------ Data supplied ------

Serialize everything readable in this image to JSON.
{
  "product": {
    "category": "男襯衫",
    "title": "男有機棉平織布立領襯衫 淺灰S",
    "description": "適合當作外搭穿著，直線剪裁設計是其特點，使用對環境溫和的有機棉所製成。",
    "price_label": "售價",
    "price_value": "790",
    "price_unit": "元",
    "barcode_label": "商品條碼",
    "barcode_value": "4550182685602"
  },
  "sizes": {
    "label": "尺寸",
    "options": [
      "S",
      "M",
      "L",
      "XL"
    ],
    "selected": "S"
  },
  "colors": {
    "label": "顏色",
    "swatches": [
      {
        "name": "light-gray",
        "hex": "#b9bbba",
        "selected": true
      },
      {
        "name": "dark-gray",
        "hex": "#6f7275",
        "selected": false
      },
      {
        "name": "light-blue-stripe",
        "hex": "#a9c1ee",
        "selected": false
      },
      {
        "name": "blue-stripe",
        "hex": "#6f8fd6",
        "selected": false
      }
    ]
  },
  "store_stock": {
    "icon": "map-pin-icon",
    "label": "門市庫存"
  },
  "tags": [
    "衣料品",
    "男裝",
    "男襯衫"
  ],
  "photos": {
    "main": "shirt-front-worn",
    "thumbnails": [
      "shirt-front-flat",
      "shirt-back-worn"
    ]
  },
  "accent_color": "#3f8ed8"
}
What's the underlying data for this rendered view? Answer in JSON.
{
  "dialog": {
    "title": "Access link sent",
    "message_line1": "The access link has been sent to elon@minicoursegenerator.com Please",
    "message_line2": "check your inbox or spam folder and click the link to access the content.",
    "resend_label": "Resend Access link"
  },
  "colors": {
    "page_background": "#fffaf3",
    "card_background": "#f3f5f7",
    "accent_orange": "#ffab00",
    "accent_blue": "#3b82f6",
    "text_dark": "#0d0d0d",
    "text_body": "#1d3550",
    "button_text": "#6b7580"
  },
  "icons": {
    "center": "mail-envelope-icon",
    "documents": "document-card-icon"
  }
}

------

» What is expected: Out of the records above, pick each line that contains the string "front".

» Response area:
    "main": "shirt-front-worn",
      "shirt-front-flat",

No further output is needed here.